Exactly as they stand, write out all of the entries again.
....
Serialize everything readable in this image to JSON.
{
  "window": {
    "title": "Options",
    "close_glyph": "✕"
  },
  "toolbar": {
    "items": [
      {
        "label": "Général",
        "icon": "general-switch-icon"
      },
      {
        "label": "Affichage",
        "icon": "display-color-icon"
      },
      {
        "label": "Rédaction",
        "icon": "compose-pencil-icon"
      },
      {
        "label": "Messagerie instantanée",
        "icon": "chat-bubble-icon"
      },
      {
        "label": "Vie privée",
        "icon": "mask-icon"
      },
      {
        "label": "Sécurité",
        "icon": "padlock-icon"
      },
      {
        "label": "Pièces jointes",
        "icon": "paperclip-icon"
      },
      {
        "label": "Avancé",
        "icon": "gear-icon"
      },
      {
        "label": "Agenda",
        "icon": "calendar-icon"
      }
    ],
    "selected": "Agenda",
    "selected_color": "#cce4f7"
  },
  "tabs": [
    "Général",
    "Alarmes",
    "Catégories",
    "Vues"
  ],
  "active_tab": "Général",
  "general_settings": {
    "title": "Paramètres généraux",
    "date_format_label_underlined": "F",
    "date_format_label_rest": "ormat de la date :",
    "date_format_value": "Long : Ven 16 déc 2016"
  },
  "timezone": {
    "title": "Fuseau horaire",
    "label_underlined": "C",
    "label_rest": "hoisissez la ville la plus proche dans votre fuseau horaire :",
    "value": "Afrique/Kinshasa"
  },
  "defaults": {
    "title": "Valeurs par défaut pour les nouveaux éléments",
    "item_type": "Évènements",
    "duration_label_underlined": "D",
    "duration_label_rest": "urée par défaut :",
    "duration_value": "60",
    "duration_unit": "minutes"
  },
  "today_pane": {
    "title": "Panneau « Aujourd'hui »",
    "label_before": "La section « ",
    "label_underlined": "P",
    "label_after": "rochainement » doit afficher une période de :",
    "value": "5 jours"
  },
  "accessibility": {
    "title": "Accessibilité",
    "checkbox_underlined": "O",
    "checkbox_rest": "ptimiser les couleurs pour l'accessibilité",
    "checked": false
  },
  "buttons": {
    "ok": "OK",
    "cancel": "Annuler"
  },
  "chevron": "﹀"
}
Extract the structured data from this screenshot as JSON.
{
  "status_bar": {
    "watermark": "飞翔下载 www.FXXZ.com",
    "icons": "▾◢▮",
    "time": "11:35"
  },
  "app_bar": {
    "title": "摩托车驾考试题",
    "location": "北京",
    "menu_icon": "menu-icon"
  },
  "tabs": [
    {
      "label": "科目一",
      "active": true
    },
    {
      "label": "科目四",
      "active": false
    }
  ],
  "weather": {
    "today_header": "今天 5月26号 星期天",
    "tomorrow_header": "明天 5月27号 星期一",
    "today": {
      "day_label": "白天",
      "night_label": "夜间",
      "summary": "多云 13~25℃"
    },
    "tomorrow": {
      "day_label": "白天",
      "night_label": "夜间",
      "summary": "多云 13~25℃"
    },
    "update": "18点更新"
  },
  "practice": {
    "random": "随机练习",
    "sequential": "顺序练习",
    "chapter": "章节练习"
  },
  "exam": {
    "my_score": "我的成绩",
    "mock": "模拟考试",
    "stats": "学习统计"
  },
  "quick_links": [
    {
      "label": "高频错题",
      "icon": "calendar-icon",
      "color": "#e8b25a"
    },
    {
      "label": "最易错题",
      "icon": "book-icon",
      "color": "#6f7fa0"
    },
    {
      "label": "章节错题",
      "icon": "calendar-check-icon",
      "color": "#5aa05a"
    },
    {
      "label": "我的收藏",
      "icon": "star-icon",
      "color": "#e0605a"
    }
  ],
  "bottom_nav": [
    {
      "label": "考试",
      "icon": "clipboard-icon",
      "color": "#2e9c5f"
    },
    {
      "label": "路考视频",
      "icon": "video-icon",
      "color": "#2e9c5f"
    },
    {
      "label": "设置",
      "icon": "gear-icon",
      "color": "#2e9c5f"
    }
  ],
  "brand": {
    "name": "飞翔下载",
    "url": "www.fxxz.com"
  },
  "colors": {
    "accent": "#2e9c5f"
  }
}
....
● **EXERCISE ANSWER**:
Serialize everything readable in this image to JSON.
{
  "window": {
    "title": "Options",
    "close_glyph": "✕"
  },
  "toolbar": {
    "items": [
      {
        "label": "Général",
        "icon": "general-switch-icon"
      },
      {
        "label": "Affichage",
        "icon": "display-color-icon"
      },
      {
        "label": "Rédaction",
        "icon": "compose-pencil-icon"
      },
      {
        "label": "Messagerie instantanée",
        "icon": "chat-bubble-icon"
      },
      {
        "label": "Vie privée",
        "icon": "mask-icon"
      },
      {
        "label": "Sécurité",
        "icon": "padlock-icon"
      },
      {
        "label": "Pièces jointes",
        "icon": "paperclip-icon"
      },
      {
        "label": "Avancé",
        "icon": "gear-icon"
      },
      {
        "label": "Agenda",
        "icon": "calendar-icon"
      }
    ],
    "selected": "Agenda",
    "selected_color": "#cce4f7"
  },
  "tabs": [
    "Général",
    "Alarmes",
    "Catégories",
    "Vues"
  ],
  "active_tab": "Général",
  "general_settings": {
    "title": "Paramètres généraux",
    "date_format_label_underlined": "F",
    "date_format_label_rest": "ormat de la date :",
    "date_format_value": "Long : Ven 16 déc 2016"
  },
  "timezone": {
    "title": "Fuseau horaire",
    "label_underlined": "C",
    "label_rest": "hoisissez la ville la plus proche dans votre fuseau horaire :",
    "value": "Afrique/Kinshasa"
  },
  "defaults": {
    "title": "Valeurs par défaut pour les nouveaux éléments",
    "item_type": "Évènements",
    "duration_label_underlined": "D",
    "duration_label_rest": "urée par défaut :",
    "duration_value": "60",
    "duration_unit": "minutes"
  },
  "today_pane": {
    "title": "Panneau « Aujourd'hui »",
    "label_before": "La section « ",
    "label_underlined": "P",
    "label_after": "rochainement » doit afficher une période de :",
    "value": "5 jours"
  },
  "accessibility": {
    "title": "Accessibilité",
    "checkbox_underlined": "O",
    "checkbox_rest": "ptimiser les couleurs pour l'accessibilité",
    "checked": false
  },
  "buttons": {
    "ok": "OK",
    "cancel": "Annuler"
  },
  "chevron": "﹀"
}
Extract the structured data from this screenshot as JSON.
{
  "status_bar": {
    "watermark": "飞翔下载 www.FXXZ.com",
    "icons": "▾◢▮",
    "time": "11:35"
  },
  "app_bar": {
    "title": "摩托车驾考试题",
    "location": "北京",
    "menu_icon": "menu-icon"
  },
  "tabs": [
    {
      "label": "科目一",
      "active": true
    },
    {
      "label": "科目四",
      "active": false
    }
  ],
  "weather": {
    "today_header": "今天 5月26号 星期天",
    "tomorrow_header": "明天 5月27号 星期一",
    "today": {
      "day_label": "白天",
      "night_label": "夜间",
      "summary": "多云 13~25℃"
    },
    "tomorrow": {
      "day_label": "白天",
      "night_label": "夜间",
      "summary": "多云 13~25℃"
    },
    "update": "18点更新"
  },
  "practice": {
    "random": "随机练习",
    "sequential": "顺序练习",
    "chapter": "章节练习"
  },
  "exam": {
    "my_score": "我的成绩",
    "mock": "模拟考试",
    "stats": "学习统计"
  },
  "quick_links": [
    {
      "label": "高频错题",
      "icon": "calendar-icon",
      "color": "#e8b25a"
    },
    {
      "label": "最易错题",
      "icon": "book-icon",
      "color": "#6f7fa0"
    },
    {
      "label": "章节错题",
      "icon": "calendar-check-icon",
      "color": "#5aa05a"
    },
    {
      "label": "我的收藏",
      "icon": "star-icon",
      "color": "#e0605a"
    }
  ],
  "bottom_nav": [
    {
      "label": "考试",
      "icon": "clipboard-icon",
      "color": "#2e9c5f"
    },
    {
      "label": "路考视频",
      "icon": "video-icon",
      "color": "#2e9c5f"
    },
    {
      "label": "设置",
      "icon": "gear-icon",
      "color": "#2e9c5f"
    }
  ],
  "brand": {
    "name": "飞翔下载",
    "url": "www.fxxz.com"
  },
  "colors": {
    "accent": "#2e9c5f"
  }
}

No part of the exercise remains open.